Start of Information given
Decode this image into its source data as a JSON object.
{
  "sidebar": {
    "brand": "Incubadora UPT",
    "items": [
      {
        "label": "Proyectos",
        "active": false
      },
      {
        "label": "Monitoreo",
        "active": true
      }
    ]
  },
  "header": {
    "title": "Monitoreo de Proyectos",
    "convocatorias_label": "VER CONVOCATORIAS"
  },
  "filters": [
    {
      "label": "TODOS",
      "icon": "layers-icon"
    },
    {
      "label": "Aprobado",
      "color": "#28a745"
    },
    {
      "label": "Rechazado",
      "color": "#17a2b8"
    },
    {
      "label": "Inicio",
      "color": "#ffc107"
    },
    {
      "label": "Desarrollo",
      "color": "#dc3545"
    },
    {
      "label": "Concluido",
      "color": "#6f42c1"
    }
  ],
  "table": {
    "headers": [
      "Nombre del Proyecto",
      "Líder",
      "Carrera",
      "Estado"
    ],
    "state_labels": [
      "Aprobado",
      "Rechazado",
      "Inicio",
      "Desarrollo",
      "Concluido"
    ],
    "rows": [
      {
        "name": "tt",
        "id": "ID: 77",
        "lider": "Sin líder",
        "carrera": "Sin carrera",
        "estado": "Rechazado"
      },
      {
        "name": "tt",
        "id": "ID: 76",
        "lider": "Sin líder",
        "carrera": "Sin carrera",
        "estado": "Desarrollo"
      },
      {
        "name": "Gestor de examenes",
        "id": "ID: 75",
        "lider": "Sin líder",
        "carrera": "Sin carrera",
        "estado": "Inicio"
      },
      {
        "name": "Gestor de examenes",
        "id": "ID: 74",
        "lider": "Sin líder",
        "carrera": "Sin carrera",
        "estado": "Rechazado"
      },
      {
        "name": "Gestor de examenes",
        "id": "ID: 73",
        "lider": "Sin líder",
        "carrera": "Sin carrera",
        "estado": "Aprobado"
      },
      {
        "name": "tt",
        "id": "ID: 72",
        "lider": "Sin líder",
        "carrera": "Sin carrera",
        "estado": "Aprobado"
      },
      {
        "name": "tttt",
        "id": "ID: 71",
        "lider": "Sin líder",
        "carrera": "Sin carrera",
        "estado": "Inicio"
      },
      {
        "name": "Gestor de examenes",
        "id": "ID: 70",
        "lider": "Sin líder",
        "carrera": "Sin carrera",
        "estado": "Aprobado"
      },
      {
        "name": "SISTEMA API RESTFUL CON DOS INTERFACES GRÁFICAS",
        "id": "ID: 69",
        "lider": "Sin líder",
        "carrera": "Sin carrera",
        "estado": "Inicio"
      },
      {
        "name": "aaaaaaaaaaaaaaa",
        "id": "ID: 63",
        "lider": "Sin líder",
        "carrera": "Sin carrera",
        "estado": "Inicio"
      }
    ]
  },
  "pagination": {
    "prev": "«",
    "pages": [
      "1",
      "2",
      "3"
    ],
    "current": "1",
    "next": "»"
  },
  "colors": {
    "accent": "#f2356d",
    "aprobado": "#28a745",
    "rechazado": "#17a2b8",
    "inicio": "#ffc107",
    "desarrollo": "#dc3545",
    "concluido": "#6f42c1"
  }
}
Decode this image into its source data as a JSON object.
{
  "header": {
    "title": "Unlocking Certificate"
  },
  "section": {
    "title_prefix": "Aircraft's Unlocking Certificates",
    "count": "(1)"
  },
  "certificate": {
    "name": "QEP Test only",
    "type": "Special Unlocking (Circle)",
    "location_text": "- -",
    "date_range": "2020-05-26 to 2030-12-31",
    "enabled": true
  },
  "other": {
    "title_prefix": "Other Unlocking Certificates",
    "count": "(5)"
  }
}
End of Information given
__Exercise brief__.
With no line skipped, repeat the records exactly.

__Result of this exercise__.
Decode this image into its source data as a JSON object.
{
  "sidebar": {
    "brand": "Incubadora UPT",
    "items": [
      {
        "label": "Proyectos",
        "active": false
      },
      {
        "label": "Monitoreo",
        "active": true
      }
    ]
  },
  "header": {
    "title": "Monitoreo de Proyectos",
    "convocatorias_label": "VER CONVOCATORIAS"
  },
  "filters": [
    {
      "label": "TODOS",
      "icon": "layers-icon"
    },
    {
      "label": "Aprobado",
      "color": "#28a745"
    },
    {
      "label": "Rechazado",
      "color": "#17a2b8"
    },
    {
      "label": "Inicio",
      "color": "#ffc107"
    },
    {
      "label": "Desarrollo",
      "color": "#dc3545"
    },
    {
      "label": "Concluido",
      "color": "#6f42c1"
    }
  ],
  "table": {
    "headers": [
      "Nombre del Proyecto",
      "Líder",
      "Carrera",
      "Estado"
    ],
    "state_labels": [
      "Aprobado",
      "Rechazado",
      "Inicio",
      "Desarrollo",
      "Concluido"
    ],
    "rows": [
      {
        "name": "tt",
        "id": "ID: 77",
        "lider": "Sin líder",
        "carrera": "Sin carrera",
        "estado": "Rechazado"
      },
      {
        "name": "tt",
        "id": "ID: 76",
        "lider": "Sin líder",
        "carrera": "Sin carrera",
        "estado": "Desarrollo"
      },
      {
        "name": "Gestor de examenes",
        "id": "ID: 75",
        "lider": "Sin líder",
        "carrera": "Sin carrera",
        "estado": "Inicio"
      },
      {
        "name": "Gestor de examenes",
        "id": "ID: 74",
        "lider": "Sin líder",
        "carrera": "Sin carrera",
        "estado": "Rechazado"
      },
      {
        "name": "Gestor de examenes",
        "id": "ID: 73",
        "lider": "Sin líder",
        "carrera": "Sin carrera",
        "estado": "Aprobado"
      },
      {
        "name": "tt",
        "id": "ID: 72",
        "lider": "Sin líder",
        "carrera": "Sin carrera",
        "estado": "Aprobado"
      },
      {
        "name": "tttt",
        "id": "ID: 71",
        "lider": "Sin líder",
        "carrera": "Sin carrera",
        "estado": "Inicio"
      },
      {
        "name": "Gestor de examenes",
        "id": "ID: 70",
        "lider": "Sin líder",
        "carrera": "Sin carrera",
        "estado": "Aprobado"
      },
      {
        "name": "SISTEMA API RESTFUL CON DOS INTERFACES GRÁFICAS",
        "id": "ID: 69",
        "lider": "Sin líder",
        "carrera": "Sin carrera",
        "estado": "Inicio"
      },
      {
        "name": "aaaaaaaaaaaaaaa",
        "id": "ID: 63",
        "lider": "Sin líder",
        "carrera": "Sin carrera",
        "estado": "Inicio"
      }
    ]
  },
  "pagination": {
    "prev": "«",
    "pages": [
      "1",
      "2",
      "3"
    ],
    "current": "1",
    "next": "»"
  },
  "colors": {
    "accent": "#f2356d",
    "aprobado": "#28a745",
    "rechazado": "#17a2b8",
    "inicio": "#ffc107",
    "desarrollo": "#dc3545",
    "concluido": "#6f42c1"
  }
}
Decode this image into its source data as a JSON object.
{
  "header": {
    "title": "Unlocking Certificate"
  },
  "section": {
    "title_prefix": "Aircraft's Unlocking Certificates",
    "count": "(1)"
  },
  "certificate": {
    "name": "QEP Test only",
    "type": "Special Unlocking (Circle)",
    "location_text": "- -",
    "date_range": "2020-05-26 to 2030-12-31",
    "enabled": true
  },
  "other": {
    "title_prefix": "Other Unlocking Certificates",
    "count": "(5)"
  }
}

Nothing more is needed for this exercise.